Material for this task:

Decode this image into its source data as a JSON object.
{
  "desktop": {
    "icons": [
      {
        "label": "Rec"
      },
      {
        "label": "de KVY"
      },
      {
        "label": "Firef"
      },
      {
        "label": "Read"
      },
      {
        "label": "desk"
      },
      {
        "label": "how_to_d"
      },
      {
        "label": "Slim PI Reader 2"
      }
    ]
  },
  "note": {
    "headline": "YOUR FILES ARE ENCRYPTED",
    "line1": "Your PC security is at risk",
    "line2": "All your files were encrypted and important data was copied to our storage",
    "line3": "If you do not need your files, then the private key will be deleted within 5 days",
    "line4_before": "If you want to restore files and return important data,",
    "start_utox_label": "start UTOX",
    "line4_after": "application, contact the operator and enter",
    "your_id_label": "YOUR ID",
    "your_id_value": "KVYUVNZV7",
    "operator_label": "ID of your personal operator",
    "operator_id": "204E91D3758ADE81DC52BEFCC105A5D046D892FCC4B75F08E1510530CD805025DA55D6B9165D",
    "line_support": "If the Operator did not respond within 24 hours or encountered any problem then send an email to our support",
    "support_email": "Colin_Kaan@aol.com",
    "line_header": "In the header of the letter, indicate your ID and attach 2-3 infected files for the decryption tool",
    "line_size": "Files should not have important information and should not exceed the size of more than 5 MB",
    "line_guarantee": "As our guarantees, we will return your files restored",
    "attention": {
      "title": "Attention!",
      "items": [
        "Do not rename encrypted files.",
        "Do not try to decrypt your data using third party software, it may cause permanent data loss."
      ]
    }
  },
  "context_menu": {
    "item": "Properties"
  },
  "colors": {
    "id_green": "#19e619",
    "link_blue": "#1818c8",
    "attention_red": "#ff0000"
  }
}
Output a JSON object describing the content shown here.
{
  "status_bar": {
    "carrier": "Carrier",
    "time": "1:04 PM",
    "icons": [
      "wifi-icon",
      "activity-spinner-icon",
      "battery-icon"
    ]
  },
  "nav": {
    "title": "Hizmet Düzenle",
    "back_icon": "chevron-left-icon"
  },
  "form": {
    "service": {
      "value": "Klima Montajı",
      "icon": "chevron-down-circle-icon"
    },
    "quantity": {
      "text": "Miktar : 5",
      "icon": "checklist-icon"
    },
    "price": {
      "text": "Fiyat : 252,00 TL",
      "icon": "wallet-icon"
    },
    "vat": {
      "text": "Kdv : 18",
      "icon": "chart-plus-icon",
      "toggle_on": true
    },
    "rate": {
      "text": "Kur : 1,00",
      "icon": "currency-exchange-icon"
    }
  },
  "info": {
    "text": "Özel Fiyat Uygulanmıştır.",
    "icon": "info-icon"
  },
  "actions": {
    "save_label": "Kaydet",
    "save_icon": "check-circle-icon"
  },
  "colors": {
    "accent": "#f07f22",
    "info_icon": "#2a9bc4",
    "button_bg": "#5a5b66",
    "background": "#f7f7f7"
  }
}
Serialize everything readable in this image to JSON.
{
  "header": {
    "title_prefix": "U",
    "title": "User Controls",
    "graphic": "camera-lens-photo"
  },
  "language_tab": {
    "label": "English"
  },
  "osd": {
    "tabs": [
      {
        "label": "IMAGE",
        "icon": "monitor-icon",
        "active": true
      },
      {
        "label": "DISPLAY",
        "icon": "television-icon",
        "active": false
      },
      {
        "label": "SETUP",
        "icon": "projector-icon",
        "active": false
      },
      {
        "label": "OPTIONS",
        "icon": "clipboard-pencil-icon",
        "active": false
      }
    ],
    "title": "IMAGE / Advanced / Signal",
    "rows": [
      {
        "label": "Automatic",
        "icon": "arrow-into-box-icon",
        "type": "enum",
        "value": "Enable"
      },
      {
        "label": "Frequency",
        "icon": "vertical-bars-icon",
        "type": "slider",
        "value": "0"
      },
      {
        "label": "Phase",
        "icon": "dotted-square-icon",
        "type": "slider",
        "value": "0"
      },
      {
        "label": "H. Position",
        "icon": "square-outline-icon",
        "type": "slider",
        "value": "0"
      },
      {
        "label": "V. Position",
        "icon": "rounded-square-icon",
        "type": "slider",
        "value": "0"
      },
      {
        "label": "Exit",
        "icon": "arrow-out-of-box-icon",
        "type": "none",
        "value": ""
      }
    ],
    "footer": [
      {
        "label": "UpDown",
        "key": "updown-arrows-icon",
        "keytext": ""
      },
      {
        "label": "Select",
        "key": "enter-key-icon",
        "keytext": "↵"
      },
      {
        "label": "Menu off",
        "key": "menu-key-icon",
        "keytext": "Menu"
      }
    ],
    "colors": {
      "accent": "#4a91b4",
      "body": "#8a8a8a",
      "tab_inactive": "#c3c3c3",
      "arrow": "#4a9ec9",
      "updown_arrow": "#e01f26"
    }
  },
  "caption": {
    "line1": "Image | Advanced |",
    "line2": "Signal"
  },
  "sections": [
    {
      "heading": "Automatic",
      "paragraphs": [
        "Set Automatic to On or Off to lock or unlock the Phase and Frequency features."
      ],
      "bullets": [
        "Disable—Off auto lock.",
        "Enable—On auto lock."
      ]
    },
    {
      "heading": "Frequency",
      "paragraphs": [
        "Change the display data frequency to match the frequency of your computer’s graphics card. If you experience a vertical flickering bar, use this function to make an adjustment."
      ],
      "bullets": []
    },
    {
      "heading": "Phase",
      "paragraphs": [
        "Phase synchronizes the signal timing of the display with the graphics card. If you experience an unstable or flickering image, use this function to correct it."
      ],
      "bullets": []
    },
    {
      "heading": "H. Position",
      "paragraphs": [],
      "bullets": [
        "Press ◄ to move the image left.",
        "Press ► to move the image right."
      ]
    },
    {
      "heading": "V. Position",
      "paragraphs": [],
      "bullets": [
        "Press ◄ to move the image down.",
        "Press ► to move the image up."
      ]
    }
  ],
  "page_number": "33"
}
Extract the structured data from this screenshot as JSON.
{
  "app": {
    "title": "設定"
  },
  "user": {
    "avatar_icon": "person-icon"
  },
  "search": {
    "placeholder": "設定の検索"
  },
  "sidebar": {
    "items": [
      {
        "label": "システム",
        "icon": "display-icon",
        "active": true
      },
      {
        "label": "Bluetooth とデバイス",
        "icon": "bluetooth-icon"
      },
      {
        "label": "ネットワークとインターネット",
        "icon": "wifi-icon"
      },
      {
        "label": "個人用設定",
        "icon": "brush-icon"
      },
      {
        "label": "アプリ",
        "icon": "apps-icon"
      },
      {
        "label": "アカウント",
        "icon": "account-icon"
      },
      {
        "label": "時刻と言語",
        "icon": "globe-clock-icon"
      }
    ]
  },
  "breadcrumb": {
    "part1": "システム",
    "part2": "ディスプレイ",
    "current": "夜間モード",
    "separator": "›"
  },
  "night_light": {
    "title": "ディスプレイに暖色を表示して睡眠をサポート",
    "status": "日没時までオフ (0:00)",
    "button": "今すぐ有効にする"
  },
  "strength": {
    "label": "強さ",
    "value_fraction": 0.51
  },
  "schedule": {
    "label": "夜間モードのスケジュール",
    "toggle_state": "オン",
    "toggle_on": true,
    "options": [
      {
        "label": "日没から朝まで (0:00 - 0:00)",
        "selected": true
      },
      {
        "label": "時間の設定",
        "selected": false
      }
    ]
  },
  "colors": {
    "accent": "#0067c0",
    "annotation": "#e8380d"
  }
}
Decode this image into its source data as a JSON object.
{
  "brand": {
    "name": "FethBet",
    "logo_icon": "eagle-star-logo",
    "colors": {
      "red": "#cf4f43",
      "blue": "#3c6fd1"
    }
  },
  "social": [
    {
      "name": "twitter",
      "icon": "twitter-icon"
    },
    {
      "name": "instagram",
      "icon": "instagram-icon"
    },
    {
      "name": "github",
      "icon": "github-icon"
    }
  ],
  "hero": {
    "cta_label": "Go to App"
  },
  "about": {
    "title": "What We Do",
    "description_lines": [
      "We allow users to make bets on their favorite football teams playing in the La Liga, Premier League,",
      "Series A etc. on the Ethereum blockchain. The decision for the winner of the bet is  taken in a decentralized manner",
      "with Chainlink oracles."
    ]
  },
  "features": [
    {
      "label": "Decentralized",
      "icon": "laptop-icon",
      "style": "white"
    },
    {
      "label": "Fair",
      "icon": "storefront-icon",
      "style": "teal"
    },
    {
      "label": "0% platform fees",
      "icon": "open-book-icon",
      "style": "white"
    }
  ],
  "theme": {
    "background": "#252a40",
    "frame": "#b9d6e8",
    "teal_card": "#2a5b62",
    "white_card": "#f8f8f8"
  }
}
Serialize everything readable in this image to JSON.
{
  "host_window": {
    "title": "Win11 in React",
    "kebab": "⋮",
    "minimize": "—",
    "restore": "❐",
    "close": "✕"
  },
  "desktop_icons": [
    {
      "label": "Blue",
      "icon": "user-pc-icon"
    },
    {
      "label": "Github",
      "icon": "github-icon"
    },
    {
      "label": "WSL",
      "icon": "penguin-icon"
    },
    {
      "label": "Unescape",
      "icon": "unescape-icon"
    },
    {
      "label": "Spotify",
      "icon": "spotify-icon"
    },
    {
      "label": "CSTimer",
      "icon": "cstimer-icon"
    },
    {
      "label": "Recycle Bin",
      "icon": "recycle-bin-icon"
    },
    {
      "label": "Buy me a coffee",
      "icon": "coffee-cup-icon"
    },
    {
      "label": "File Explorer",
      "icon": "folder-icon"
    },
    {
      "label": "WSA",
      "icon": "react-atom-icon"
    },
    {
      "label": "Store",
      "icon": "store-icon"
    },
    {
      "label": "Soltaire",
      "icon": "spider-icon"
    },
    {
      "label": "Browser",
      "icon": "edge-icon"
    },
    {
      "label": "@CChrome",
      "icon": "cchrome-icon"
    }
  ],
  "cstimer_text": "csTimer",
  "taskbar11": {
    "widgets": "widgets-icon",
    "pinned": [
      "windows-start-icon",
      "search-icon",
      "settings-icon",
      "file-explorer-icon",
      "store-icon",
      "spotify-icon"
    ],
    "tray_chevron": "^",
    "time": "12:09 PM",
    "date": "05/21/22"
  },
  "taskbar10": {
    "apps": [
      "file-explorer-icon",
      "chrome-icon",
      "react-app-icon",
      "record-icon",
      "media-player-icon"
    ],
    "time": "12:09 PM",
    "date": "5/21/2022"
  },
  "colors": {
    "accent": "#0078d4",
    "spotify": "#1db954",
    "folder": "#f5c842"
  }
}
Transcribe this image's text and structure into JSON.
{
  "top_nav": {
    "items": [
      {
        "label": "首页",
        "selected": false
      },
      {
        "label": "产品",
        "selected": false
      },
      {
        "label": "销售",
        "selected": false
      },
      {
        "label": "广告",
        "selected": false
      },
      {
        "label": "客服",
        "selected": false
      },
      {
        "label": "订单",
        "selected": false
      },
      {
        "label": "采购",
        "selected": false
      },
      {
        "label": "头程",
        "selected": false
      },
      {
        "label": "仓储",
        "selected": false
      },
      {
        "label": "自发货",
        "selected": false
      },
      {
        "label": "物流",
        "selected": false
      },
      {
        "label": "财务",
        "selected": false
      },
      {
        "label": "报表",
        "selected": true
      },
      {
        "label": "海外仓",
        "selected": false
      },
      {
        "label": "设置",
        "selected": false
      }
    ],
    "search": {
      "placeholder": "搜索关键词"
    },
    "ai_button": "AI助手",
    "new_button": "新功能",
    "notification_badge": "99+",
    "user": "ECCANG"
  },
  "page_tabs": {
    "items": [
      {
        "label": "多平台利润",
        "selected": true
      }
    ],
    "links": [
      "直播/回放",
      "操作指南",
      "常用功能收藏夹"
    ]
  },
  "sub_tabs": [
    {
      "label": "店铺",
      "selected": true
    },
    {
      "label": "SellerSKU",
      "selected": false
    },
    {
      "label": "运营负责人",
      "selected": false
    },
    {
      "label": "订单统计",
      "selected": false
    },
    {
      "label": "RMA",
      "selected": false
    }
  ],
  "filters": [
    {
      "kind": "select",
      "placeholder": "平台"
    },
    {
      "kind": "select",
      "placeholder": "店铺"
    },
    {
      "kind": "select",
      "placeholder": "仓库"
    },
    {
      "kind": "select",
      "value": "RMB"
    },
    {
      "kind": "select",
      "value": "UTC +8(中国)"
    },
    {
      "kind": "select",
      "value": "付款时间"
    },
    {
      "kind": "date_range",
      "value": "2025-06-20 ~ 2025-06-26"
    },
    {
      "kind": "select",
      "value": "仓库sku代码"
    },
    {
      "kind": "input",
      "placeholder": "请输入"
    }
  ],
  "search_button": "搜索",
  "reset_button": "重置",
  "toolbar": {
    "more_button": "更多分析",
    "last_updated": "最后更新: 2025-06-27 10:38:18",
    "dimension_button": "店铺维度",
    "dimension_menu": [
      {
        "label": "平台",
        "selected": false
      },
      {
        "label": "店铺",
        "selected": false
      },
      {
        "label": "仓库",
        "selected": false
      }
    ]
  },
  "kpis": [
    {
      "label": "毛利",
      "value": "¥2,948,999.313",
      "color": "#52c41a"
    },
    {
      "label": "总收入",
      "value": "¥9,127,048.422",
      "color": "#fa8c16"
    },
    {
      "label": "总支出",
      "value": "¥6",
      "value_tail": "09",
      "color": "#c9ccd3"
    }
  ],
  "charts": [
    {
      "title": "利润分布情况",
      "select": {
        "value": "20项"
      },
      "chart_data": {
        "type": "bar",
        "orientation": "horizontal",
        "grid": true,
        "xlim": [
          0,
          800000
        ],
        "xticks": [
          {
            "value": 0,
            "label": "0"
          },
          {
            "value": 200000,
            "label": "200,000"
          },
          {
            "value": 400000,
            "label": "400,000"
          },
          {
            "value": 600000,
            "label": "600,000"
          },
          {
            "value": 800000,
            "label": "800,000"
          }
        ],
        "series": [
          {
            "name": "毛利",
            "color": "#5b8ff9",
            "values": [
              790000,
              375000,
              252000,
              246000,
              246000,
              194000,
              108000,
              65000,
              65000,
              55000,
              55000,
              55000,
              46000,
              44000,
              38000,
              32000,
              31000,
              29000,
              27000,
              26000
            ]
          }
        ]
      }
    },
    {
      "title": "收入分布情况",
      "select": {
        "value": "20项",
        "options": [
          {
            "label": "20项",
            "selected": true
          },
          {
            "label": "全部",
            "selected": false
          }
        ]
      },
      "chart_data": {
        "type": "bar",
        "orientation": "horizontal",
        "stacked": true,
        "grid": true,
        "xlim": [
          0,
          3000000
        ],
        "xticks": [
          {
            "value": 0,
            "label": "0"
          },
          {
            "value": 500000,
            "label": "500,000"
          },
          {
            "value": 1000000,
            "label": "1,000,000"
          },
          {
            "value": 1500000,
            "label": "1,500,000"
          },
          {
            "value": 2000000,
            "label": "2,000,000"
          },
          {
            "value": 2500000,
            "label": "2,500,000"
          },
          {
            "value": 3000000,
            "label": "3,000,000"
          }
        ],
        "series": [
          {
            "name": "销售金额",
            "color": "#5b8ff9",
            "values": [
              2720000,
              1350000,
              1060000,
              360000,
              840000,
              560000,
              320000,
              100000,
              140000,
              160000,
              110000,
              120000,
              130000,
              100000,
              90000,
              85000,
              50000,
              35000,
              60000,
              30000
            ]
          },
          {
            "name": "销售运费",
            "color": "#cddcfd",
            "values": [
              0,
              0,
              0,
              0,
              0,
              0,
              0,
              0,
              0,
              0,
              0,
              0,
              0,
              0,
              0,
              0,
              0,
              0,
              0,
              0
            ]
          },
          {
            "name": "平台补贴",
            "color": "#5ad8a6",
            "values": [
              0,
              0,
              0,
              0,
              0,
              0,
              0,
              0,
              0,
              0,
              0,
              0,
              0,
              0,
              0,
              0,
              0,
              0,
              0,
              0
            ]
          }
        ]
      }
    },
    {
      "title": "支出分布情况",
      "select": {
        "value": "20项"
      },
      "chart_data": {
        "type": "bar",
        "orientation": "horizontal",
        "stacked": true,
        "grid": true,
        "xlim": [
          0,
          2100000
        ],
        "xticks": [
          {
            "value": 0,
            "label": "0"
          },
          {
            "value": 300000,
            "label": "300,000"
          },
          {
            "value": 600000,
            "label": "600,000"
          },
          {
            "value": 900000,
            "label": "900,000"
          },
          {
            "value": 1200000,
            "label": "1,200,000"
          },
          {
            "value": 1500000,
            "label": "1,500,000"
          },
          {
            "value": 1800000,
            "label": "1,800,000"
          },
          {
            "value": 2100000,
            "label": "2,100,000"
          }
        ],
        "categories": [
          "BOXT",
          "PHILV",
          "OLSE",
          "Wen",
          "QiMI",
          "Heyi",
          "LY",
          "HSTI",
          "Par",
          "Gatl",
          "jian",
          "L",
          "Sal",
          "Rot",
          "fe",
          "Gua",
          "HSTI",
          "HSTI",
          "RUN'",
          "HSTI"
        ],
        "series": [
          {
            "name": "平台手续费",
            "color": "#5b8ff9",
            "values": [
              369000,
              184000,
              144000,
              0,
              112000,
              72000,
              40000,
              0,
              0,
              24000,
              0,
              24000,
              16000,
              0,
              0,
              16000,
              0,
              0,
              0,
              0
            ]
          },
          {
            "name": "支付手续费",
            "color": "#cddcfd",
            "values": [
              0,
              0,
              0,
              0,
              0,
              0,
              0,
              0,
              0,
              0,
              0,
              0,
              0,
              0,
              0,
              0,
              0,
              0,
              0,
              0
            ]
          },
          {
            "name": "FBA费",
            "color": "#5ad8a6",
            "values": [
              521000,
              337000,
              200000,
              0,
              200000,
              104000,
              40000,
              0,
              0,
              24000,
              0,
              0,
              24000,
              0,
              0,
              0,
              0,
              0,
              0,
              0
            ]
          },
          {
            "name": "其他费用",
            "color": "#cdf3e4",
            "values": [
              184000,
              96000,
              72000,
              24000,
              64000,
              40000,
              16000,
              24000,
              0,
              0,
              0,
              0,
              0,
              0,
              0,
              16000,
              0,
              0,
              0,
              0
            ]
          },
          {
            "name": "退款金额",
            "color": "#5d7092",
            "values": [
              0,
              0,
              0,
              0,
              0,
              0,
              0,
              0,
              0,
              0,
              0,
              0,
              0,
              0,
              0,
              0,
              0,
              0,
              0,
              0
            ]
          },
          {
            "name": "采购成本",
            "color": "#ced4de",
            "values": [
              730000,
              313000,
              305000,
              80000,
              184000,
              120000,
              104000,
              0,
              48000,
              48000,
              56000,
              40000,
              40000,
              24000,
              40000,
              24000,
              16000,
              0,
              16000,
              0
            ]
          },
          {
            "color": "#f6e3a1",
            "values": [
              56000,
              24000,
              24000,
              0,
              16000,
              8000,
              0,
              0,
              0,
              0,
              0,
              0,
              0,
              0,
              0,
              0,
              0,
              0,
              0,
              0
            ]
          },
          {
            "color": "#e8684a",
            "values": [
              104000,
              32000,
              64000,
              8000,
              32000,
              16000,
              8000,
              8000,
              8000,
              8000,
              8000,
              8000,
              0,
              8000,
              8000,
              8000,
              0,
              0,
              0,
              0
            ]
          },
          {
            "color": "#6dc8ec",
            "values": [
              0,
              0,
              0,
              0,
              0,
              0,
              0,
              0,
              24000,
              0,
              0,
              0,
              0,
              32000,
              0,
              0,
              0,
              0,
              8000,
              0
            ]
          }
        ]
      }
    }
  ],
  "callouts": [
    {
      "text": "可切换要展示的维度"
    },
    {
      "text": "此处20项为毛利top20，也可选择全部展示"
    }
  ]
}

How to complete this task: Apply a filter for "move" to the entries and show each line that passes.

Task solution:
        "Press ◄ to move the image left.",
        "Press ► to move the image right."
        "Press ◄ to move the image down.",
        "Press ► to move the image up."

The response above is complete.